Café Royal Hotel
68 Regent Street, W1B 4DY
SHOE SHOPPING: London’s footwear designers have been busy setting up shop. Bionda Castana founders Natalia Barbieri and Jennifer Portman unveiled a 264-square-foot London boutique, the label’s first stand-alone store. The space stands in the city’s tony Pimlico neighborhood, and is near Philip Treacy and Jenny Packham. The designers have decked out the store with dusky pink walls and carpets and sleek gold fittings, and the shop offers Bionda Castana’s ready-to-wear designs and custom service, whereby customers can order designs in different fabrics and colors. “This feels like a really good beginning,” said Barbieri of this first store, adding that she and Portman believe that the shop will encourage their customers to take a more experimental approach to shoe shopping. “Once you see [a Bionda Castana shoe] on you…if you would not normally think you’re a flat-shoe girl, you put it on and actually, you think ‘this suits me really nicely,’” said Barbieri. Bionda Castana counts Alexa Chung, Keira Knightley and Taylor Swift among its customers, which offer the same styles in a number of heel heights, from flats to stilettos. The store comes ahead of the duo’s collaboration with L.K. Bennett, which bows this month.

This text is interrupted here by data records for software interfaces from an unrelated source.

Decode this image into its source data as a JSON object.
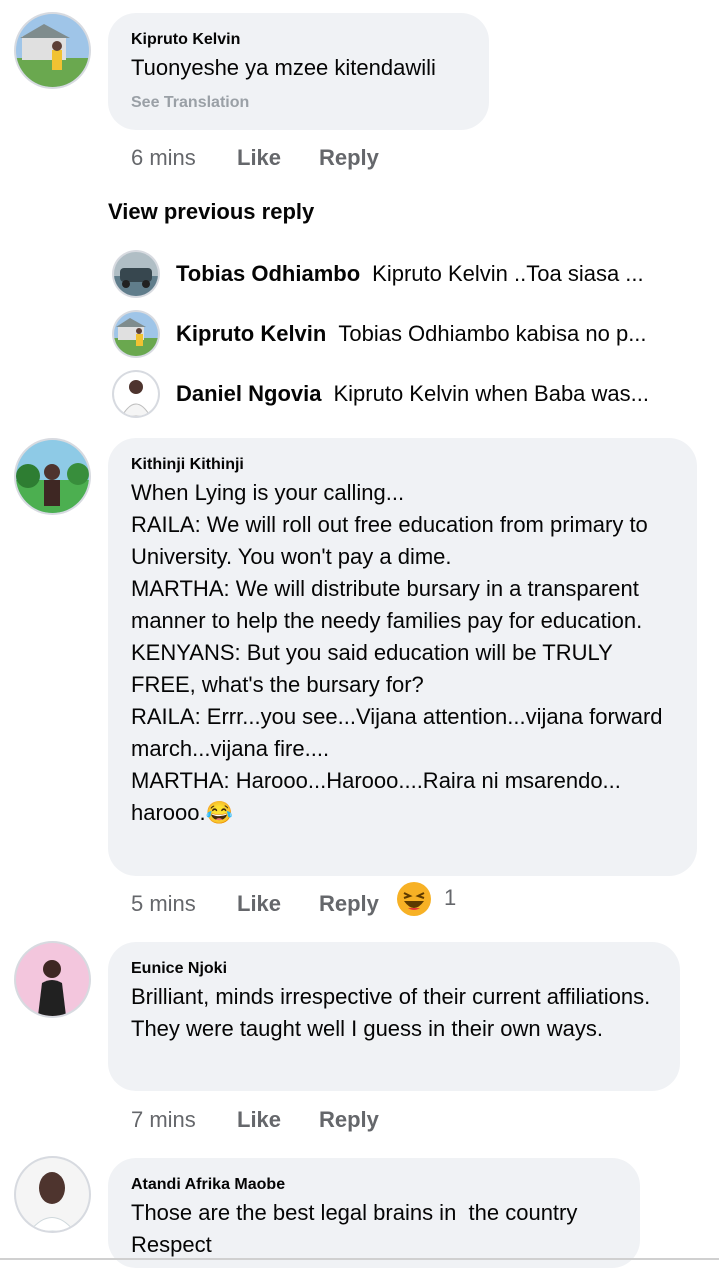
{
  "comments": [
    {
      "author": "Kipruto Kelvin",
      "text": "Tuonyeshe ya mzee kitendawili",
      "see_translation": "See Translation",
      "time": "6 mins",
      "like": "Like",
      "reply": "Reply",
      "view_previous": "View previous reply",
      "replies": [
        {
          "author": "Tobias Odhiambo",
          "text": "Kipruto Kelvin ..Toa siasa ..."
        },
        {
          "author": "Kipruto Kelvin",
          "text": "Tobias Odhiambo kabisa no p..."
        },
        {
          "author": "Daniel Ngovia",
          "text": "Kipruto Kelvin when Baba was..."
        }
      ]
    },
    {
      "author": "Kithinji Kithinji",
      "text": "When Lying is your calling...\nRAILA: We will roll out free education from primary to University. You won't pay a dime.\nMARTHA: We will distribute bursary in a transparent manner to help the needy families pay for education.\nKENYANS: But you said education will be TRULY FREE, what's the bursary for?\nRAILA: Errr...you see...Vijana attention...vijana forward march...vijana fire....\nMARTHA: Harooo...Harooo....Raira ni msarendo... harooo.😂",
      "time": "5 mins",
      "like": "Like",
      "reply": "Reply",
      "reaction_icon": "laughing-emoji-icon",
      "reaction_count": "1"
    },
    {
      "author": "Eunice Njoki",
      "text": "Brilliant, minds irrespective of their current affiliations.  They were taught well I guess in their own ways.",
      "time": "7 mins",
      "like": "Like",
      "reply": "Reply"
    },
    {
      "author": "Atandi Afrika Maobe",
      "text": "Those are the best legal brains in  the country\nRespect"
    }
  ],
  "colors": {
    "bubble": "#f0f2f5",
    "secondary_text": "#65676b",
    "translation": "#9aa0a6",
    "reaction": "#f7b125"
  }
}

Meanwhile, in the fall Lucy Choi — the niece of Jimmy Choo — opened her footwear label’s first boutique in west London’s Connaught Village. And coincidentally, it’s in the space where her famous uncle’s first store stood. The 1,000-square-foot space is decorated with dark wood floors, plasterwork fixtures and glamorous chandeliers. Choi describes her label as offering “affordable luxury,” with her styles starting at 185 pounds, or $254, and rising to 315 pounds, or $432. Since launching her label in 2012, Choi has built a reputation for her sleek designs in simple shapes, such as pointed-toe flats and glittery, high-heeled court shoes.
— Nina Jones
73 Elizabeth Street, SW1
18 Connaught Street, W2
INTEREST PIQUED: Helmed by former Plateau and Galvin Bistrot de Luxe chef Allan Pickett, Piquet is a two-story restaurant housed in a former underground parking lot just off Oxford Street. Serving a fusion of French and English fare, the restaurant locally sources its produce. Menu highlights include the Make-Your-Own Market Menu where diners get to hand-pick their own selections from the best daily offerings available. These include duck rillette, homemade pickles and sourdough.
Designed by Quentin Reynolds and the team at Reyco, Piquet features painted decorative gesso panels, vintage British chairs as well as classic French pewter comptoir tabletops that are complemented with heritage pieces of French and English tableware. The walls are adorned with specially commissioned artwork by East London artist Daemon Priestly.
— Rohaizatul Azhar
92-94 Newman Street, W1T 3EZ